LONDON (Reuters) - Britain’s economy finished 2016 strongly, growing at the fastest pace since mid-2015 according to one major survey, but higher prices look set to hit consumers soon as firms pass on a big rise in costs since June’s vote to leave the European Union.
Companies in the dominant services sector reported activity rose at its fastest rate in 17 months in December, beating all forecasts in a Reuters poll and keeping Britain on track to be one of the world’s fastest-growing advanced economies last year.
However, the Markit Purchasing Managers Index and a separate survey from the British Chambers of Commerce showed services firms are planning the most widespread price rises since 2011, raising the chance that inflation will climb rapidly.
Manufacturers in the BCC survey - which was conducted in November - plan the biggest price rises since the survey started asking about this nearly 20 years ago.
“Inflationary pressures (are) building throughout the supply chain,” Capital Economics’ analyst Scott Bowman said. “A moderation in growth in 2017 seems likely as rising inflation eats into households’ real income growth.”

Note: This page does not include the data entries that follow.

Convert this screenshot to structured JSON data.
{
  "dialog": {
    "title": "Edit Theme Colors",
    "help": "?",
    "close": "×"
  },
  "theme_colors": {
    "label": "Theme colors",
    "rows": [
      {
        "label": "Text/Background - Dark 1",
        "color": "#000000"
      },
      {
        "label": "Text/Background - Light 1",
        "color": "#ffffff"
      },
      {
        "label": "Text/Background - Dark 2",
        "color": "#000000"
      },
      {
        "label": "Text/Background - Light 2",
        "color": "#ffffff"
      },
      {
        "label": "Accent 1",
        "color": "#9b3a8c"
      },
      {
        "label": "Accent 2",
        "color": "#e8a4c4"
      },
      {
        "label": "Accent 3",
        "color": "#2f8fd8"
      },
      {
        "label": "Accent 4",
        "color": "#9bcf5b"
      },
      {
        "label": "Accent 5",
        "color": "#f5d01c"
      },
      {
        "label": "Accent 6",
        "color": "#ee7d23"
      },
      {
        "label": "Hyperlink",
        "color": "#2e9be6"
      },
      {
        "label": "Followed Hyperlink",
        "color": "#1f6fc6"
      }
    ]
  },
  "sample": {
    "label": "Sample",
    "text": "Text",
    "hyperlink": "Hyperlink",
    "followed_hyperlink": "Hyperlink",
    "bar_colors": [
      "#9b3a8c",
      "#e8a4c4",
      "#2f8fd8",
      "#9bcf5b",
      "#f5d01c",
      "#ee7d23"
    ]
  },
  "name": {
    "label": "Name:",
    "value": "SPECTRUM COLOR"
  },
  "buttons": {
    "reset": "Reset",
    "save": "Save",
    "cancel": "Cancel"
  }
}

Sterling’s fall of nearly 20 percent against the U.S. dollar since the Brexit vote was cited by companies in both surveys.
The weak pound pushed up food and fuel prices strongly and costs for wages, plastic packaging and IT rose too, Markit said.
Britain’s economy probably grew 0.5 percent in the final three months of 2016, barely slowing from the robust pace seen in the three months just after the Brexit vote, Markit said.
Separate figures showed households bought a record 2.69 million new cars last year.
“The UK economy continues to defy widely held expectations of a Brexit-driven slowdown,” Markit’s chief business economist, Chris Williamson, said.
But this is expected to change in 2017. A Reuters poll last month showed economic growth was forecast to halve to 1.1 percent this year as inflation approaches 3 percent from less than 1 percent last year.
Higher prices are likely to sap consumer spending - which is being supported by the fastest borrowing growth in 11 years - while the start of formal Brexit talks before the end of March will kick off a process that companies fear could lead to reduced access to EU markets.
This leaves the Bank of England in a quandary after it cut interest rates to a record-low 0.25 percent in August on fears of a sharp economic slowdown. In November the BoE said rates could move in either direction as it was only prepared to tolerate a limited overshoot of its 2 percent inflation target.
Samuel Tombs, an economist at Pantheon Macroeconomics, said the PMI data was still well below levels which had triggered past rate rises. “We expect growth in activity to be far too weak and uncertainty about the economic outlook to be too pressing for the (BoE) to hike rates this year,” Tombs said.
Graphic by Andy Bruce; Editing by Hugh Lawson